* [Problem requirements]: Your task is to copy each line of the material that holds the word "Splitting".

-------

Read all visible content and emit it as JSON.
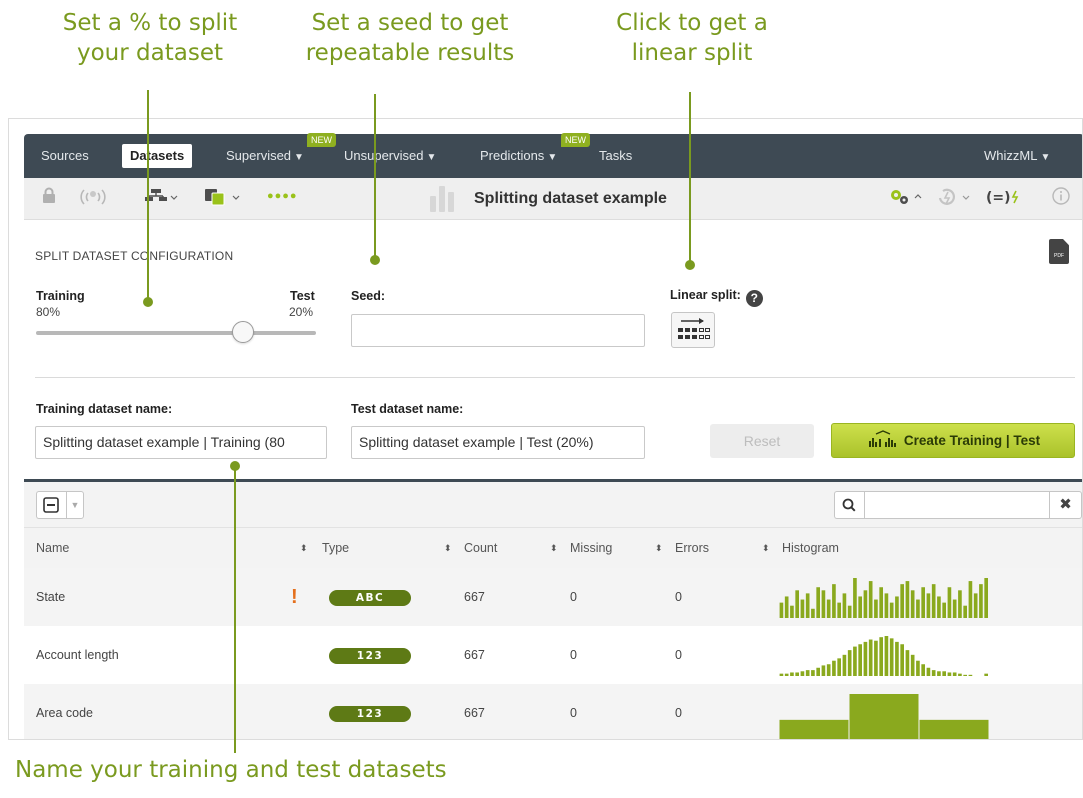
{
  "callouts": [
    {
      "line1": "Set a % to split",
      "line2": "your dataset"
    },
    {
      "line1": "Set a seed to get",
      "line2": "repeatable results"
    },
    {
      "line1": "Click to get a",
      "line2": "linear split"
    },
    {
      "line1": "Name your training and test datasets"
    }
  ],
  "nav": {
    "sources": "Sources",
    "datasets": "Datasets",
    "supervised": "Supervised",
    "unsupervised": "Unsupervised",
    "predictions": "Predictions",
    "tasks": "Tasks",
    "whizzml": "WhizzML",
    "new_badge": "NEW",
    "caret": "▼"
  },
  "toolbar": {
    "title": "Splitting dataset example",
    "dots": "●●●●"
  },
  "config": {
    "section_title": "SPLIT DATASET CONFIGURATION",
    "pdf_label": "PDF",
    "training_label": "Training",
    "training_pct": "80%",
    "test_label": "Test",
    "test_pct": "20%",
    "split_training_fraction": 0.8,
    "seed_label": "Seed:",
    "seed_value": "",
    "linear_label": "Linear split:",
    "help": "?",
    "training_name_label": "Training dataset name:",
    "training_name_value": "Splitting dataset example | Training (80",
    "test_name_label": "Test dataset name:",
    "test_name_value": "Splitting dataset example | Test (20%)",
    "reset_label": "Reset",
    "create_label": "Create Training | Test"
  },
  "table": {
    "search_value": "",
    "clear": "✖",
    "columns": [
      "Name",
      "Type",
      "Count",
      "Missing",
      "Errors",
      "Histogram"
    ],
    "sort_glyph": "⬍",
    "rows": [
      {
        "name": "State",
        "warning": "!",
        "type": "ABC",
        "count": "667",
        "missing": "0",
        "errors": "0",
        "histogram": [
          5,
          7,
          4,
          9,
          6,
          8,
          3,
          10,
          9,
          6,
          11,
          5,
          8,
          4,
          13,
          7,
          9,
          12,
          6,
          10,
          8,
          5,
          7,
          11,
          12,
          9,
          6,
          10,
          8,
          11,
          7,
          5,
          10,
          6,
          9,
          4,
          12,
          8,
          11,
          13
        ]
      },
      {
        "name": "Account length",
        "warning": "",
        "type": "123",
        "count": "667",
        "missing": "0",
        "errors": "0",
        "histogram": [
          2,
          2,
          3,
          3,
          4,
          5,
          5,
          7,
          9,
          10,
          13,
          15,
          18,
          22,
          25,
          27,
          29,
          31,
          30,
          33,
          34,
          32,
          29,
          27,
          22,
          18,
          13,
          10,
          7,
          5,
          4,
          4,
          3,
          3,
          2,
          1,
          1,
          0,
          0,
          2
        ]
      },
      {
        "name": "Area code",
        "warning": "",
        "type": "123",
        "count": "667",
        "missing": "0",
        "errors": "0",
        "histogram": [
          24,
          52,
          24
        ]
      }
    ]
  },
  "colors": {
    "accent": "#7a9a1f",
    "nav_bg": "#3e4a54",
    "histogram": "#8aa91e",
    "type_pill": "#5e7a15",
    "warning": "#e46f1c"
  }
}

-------

* [Response below]:
    "title": "Splitting dataset example",
    "training_name_value": "Splitting dataset example | Training (80",
    "test_name_value": "Splitting dataset example | Test (20%)",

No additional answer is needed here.